  • There was a fair amount of blogging and discussion list chatter last week about Microsoft’s big news – a new Academic Search engine. Microsoft will be going head-to-head with Google Scholar. I think I’ve seen no less than five or six librarian bloggers giving their personal reviews, but if you want the basic facts go to Resourceshelf. Since more than a few academic libraries have invested resources in creating connections from within Google Scholar, will they seek to do the same with Academic Search – or choose one over the other? On their well-placed link for librarians Microsoft wastes no time pushing for open URL link resolver connections from within Academic Search. Although the content is rather limited right now, there’s a lot to like.

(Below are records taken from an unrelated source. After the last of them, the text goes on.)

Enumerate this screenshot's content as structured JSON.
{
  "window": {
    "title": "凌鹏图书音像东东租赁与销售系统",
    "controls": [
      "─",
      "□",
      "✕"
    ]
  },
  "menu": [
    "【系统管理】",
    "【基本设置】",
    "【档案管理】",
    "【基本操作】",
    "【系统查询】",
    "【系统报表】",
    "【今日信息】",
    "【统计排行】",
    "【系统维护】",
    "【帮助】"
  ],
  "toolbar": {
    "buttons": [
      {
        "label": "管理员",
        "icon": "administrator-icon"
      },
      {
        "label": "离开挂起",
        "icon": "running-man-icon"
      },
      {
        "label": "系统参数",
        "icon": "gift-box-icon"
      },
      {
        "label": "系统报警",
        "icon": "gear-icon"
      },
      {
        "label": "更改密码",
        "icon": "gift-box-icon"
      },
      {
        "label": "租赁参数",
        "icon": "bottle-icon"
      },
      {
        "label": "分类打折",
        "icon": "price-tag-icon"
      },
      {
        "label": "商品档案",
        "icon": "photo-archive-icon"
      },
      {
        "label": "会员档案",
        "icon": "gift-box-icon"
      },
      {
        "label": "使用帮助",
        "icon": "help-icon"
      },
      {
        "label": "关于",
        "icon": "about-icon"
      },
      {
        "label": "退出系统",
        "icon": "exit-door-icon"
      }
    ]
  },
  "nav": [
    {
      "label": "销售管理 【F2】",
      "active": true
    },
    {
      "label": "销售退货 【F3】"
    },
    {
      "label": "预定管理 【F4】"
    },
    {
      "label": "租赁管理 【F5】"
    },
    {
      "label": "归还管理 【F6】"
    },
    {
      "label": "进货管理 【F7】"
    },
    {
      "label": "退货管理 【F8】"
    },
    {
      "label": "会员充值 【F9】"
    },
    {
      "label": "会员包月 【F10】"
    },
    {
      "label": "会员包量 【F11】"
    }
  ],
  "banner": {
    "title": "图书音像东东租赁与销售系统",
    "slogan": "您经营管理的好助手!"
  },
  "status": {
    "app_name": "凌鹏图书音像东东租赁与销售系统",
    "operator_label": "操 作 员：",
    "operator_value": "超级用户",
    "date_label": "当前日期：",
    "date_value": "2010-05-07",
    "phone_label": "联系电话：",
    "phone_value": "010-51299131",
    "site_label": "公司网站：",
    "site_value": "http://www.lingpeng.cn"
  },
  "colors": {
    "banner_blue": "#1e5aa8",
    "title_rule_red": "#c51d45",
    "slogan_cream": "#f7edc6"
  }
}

If you haven’t done so yet, take a closer look this week.

  • Who’s a Self-Promoter
  • Just because you blog, does that make you a self-promoter? What about publishing an article in a library journal? Are you just communicating ideas or research with colleagues, or are you out to be an “A-list” academic librarian? These are some of the questions raised by a blog post by Walt Crawford last week. Apparently he had some concerns about a reference to “movers and shakers” (LJ’s annual collection) made by The Shifted Librarian. I won’t rehash what created a fair amount of commentary; you can read Walt’s post for that – which will give you a better sense of why I’m writing about self-promotion. From my perspective the vast majority of academic librarians who simply publish, present, or blog are not self-promoters. If you’re good, others will know it and that may result in some unintended recognition. I think that’s how most folks end up as LJ Movers & Shakers. And like every award handed out in libraryland, there are many deserving folks who are not recognized. So I just linked to a post I wrote a while ago. Am I self-promoting my own writing? What if I link to an article I wrote in a journal? I think I’m just trying to get you read something related to the conversation. You may think I’m trying to broaden my personal sphere of influence. Certainly we all occasionally see evidence of shameless self-promotion in an attempt to obtain speaking engagements, requests to contribute articles, or to broaden one’s reputation in the profession. We have to accept it will happen, and live and let live. If you have a good idea or something worth communicating, share it with ACRLog (like Brian Mathews did – which garnered a few mentions in the LISblogoverse). Don’t let concerns about being accused of shameless self-promotion keep you from communicating ideas or news that could benefit your colleagues. I think most academic librarians have the good sense to know where the line is between enthusiasm for sharing ideas and shameless self-promotion – and to avoid crossing it.